Located in the far south of Beijing you can find the World Park (Shijie Gongyuan). It exhibits a fun collection of famous buildings and sights from all around the world – in miniature that is. When you go there you can visit Big Ben in London, the Eiffel Tower in Paris, enjoy the (outdated) skyline of New York, take a closer look at the Capitol and the White House than ever before, walk across the Golden Gate Bridge, follow the ancient trails of Incan culture, stop by the famed Opera House in Sydney, and enjoy Japanese architecture. You are invited to see the Great Wall, explore the royal palace in Thailand, marvel at the wonders of the Taj Mahal, and even Russia and the Kreml will be included in the trip around the world. You can visit the Holy City of Jerusalem, dive into ancient Egyptian culture, stop by the Acropolis in Greece as well as the Colosseum and the Vatican in Rome, and have you ever wanted to see the tower of Pisa with …
Probably the most famous tourist destination of Shanghai is The Bund. The term refers to the stretch of embanked riverfront in the center of the city. When you see pictures of Shanghai, they’ll most likely show The Bund, or at least parts of it. The Bund typically refers to a section of buildings and quays along the western bank of the Huangpu River. Here you can find many historical buildings which date back to the time period when the British Empire was at the height of its expansion. Later, the area became the “International Settlement”, after the British and American settlements were joined. At the end of the 19th and beginning of the 20th century, the Bund became a major financial center in East Asia. Today, major international financial institutions can be found in the area, along with exclusive hotels, modern shopping malls, and other establishments. Tourists can stroll along the embankment to enjoy the sights, or even cross the river on one of the ferries, for an even better view of the Bund.
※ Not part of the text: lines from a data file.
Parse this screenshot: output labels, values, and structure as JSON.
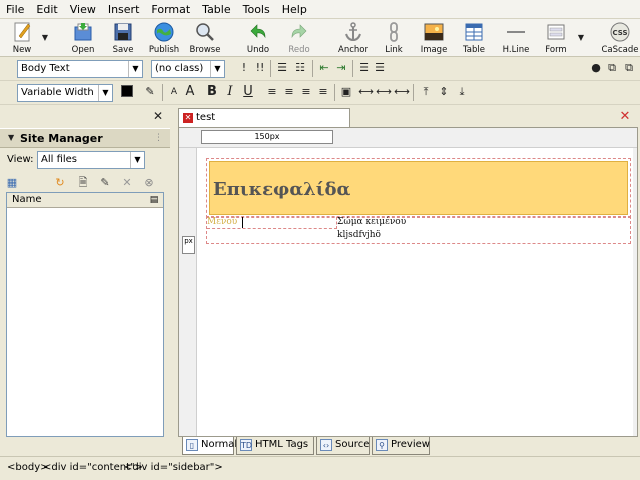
{
  "menu": [
    "File",
    "Edit",
    "View",
    "Insert",
    "Format",
    "Table",
    "Tools",
    "Help"
  ],
  "toolbar": {
    "new": "New",
    "open": "Open",
    "save": "Save",
    "publish": "Publish",
    "browse": "Browse",
    "undo": "Undo",
    "redo": "Redo",
    "anchor": "Anchor",
    "link": "Link",
    "image": "Image",
    "table": "Table",
    "hline": "H.Line",
    "form": "Form",
    "css": "CaScade"
  },
  "format": {
    "paragraph_style": "Body Text",
    "class_select": "(no class)",
    "font_select": "Variable Width"
  },
  "site_manager": {
    "title": "Site Manager",
    "view_label": "View:",
    "view_value": "All files",
    "column_name": "Name"
  },
  "document": {
    "tab_title": "test",
    "ruler_label": "150px",
    "vertical_marker": "px",
    "heading": "Επικεφαλίδα",
    "menu_text": "Μενού",
    "body_line1": "Σώμα κειμένου",
    "body_line2": "kljsdfvjhö"
  },
  "mode_tabs": {
    "normal": "Normal",
    "html_tags": "HTML Tags",
    "source": "Source",
    "preview": "Preview"
  },
  "status": {
    "tag1": "<body>",
    "tag2": "<div id=\"content\">",
    "tag3": "<div id=\"sidebar\">"
  },
  "colors": {
    "heading_bg": "#ffd97a",
    "menu_text": "#d4b14a",
    "close_red": "#d03030"
  }
}
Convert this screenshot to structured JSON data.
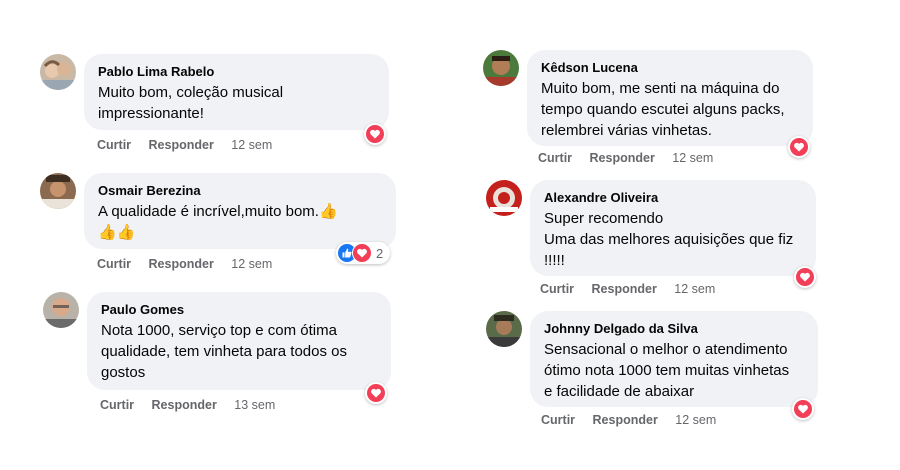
{
  "colors": {
    "bubble_bg": "#f0f2f5",
    "meta_text": "#65676b",
    "like_blue": "#1877f2",
    "love_red": "#f33e58"
  },
  "comments": [
    {
      "author": "Pablo Lima Rabelo",
      "lines": [
        "Muito bom, coleção musical",
        "impressionante!"
      ],
      "like_label": "Curtir",
      "reply_label": "Responder",
      "time": "12 sem",
      "reactions": [
        "love-icon"
      ],
      "reaction_count": ""
    },
    {
      "author": "Osmair Berezina",
      "lines": [
        "A qualidade é incrível,muito bom.👍",
        "👍👍"
      ],
      "like_label": "Curtir",
      "reply_label": "Responder",
      "time": "12 sem",
      "reactions": [
        "like-icon",
        "love-icon"
      ],
      "reaction_count": "2"
    },
    {
      "author": "Paulo Gomes",
      "lines": [
        "Nota 1000, serviço top e com ótima",
        "qualidade, tem vinheta para todos os",
        "gostos"
      ],
      "like_label": "Curtir",
      "reply_label": "Responder",
      "time": "13 sem",
      "reactions": [
        "love-icon"
      ],
      "reaction_count": ""
    },
    {
      "author": "Kêdson Lucena",
      "lines": [
        "Muito bom, me senti na máquina do",
        "tempo quando escutei alguns packs,",
        "relembrei várias vinhetas."
      ],
      "like_label": "Curtir",
      "reply_label": "Responder",
      "time": "12 sem",
      "reactions": [
        "love-icon"
      ],
      "reaction_count": ""
    },
    {
      "author": "Alexandre Oliveira",
      "lines": [
        "Super recomendo",
        "Uma das melhores aquisições que fiz",
        "!!!!!"
      ],
      "like_label": "Curtir",
      "reply_label": "Responder",
      "time": "12 sem",
      "reactions": [
        "love-icon"
      ],
      "reaction_count": ""
    },
    {
      "author": "Johnny Delgado da Silva",
      "lines": [
        "Sensacional o melhor o atendimento",
        "ótimo nota 1000 tem muitas vinhetas",
        "e facilidade de abaixar"
      ],
      "like_label": "Curtir",
      "reply_label": "Responder",
      "time": "12 sem",
      "reactions": [
        "love-icon"
      ],
      "reaction_count": ""
    }
  ]
}
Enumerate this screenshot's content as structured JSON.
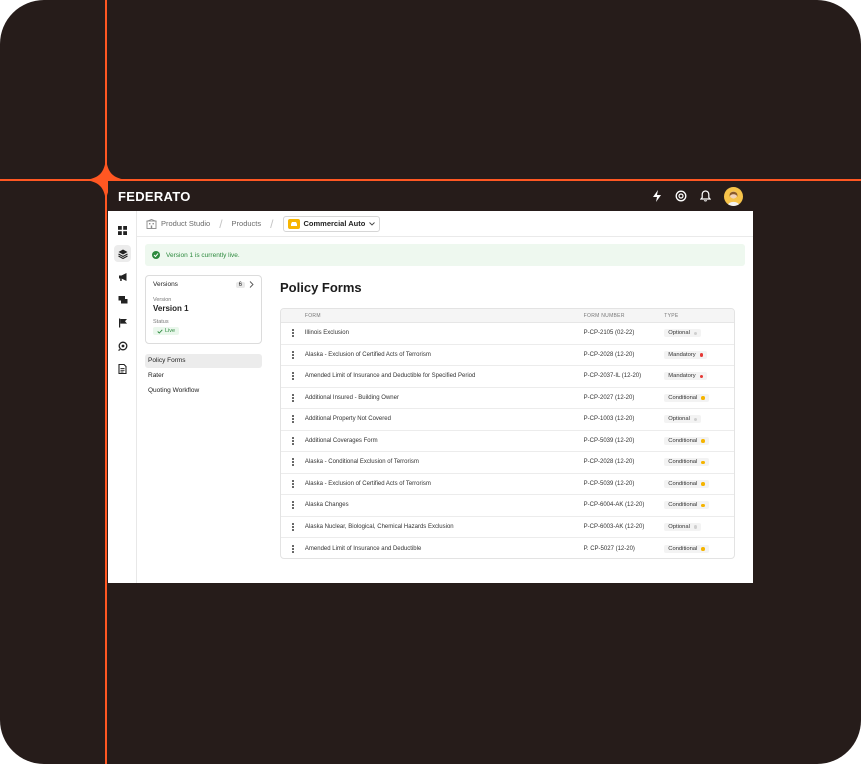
{
  "app": {
    "brand": "FEDERATO"
  },
  "breadcrumb": {
    "root": "Product Studio",
    "products": "Products",
    "product": "Commercial Auto"
  },
  "banner": {
    "text": "Version 1 is currently live."
  },
  "versions": {
    "title": "Versions",
    "count": "6",
    "version_label": "Version",
    "version_value": "Version 1",
    "status_label": "Status",
    "status_value": "Live"
  },
  "nav": {
    "items": [
      "Policy Forms",
      "Rater",
      "Quoting Workflow"
    ]
  },
  "page": {
    "title": "Policy Forms"
  },
  "table": {
    "headers": {
      "form": "FORM",
      "number": "FORM NUMBER",
      "type": "TYPE"
    },
    "type_colors": {
      "Optional": "#cfcfcf",
      "Mandatory": "#e53935",
      "Conditional": "#f5b400"
    },
    "rows": [
      {
        "form": "Illinois Exclusion",
        "number": "P-CP-2105 (02-22)",
        "type": "Optional"
      },
      {
        "form": "Alaska - Exclusion of Certified Acts of Terrorism",
        "number": "P-CP-2028 (12-20)",
        "type": "Mandatory"
      },
      {
        "form": "Amended Limit of Insurance and Deductible for Specified Period",
        "number": "P-CP-2037-IL (12-20)",
        "type": "Mandatory"
      },
      {
        "form": "Additional Insured - Building Owner",
        "number": "P-CP-2027 (12-20)",
        "type": "Conditional"
      },
      {
        "form": "Additional Property Not Covered",
        "number": "P-CP-1003 (12-20)",
        "type": "Optional"
      },
      {
        "form": "Additional Coverages Form",
        "number": "P-CP-5039 (12-20)",
        "type": "Conditional"
      },
      {
        "form": "Alaska - Conditional Exclusion of Terrorism",
        "number": "P-CP-2028 (12-20)",
        "type": "Conditional"
      },
      {
        "form": "Alaska - Exclusion of Certified Acts of Terrorism",
        "number": "P-CP-5039 (12-20)",
        "type": "Conditional"
      },
      {
        "form": "Alaska Changes",
        "number": "P-CP-6004-AK (12-20)",
        "type": "Conditional"
      },
      {
        "form": "Alaska Nuclear, Biological, Chemical Hazards Exclusion",
        "number": "P-CP-6003-AK (12-20)",
        "type": "Optional"
      },
      {
        "form": "Amended Limit of Insurance and Deductible",
        "number": "P. CP-5027 (12-20)",
        "type": "Conditional"
      }
    ]
  }
}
Situated in the northwestern outskirts of Beijing, the Beijing Botanical Garden covers an area of 564,000 square meters. While the garden is counted among the major tourist attractions of the city, it also is an important base for science education and research. The Botanical Garden features many different areas, including a lake, the Perennial Garden, Peony Garden, Ornamental Peach Garden, and various other gardens featuring camellias, bamboo, tree peonies, ornamental cherries and many others. The most important attraction within the Garden probably is the Conservatory, a greenhouse, about 10.000 square meters in size. It holds the Rain Forest House, the Orchid House, Desert Garden House, and other various exhibitions. Several thousand differing plant species can be found throughout the gardens, some of them famous or very rare specimen. The metasequoia, for example, is one of these rare species. Discovered in the 1940s, these fast-growing, large trees that belong to the same family as the famous Californian Giant Sequoia, have been cultivated in one area of the Botanical Garden.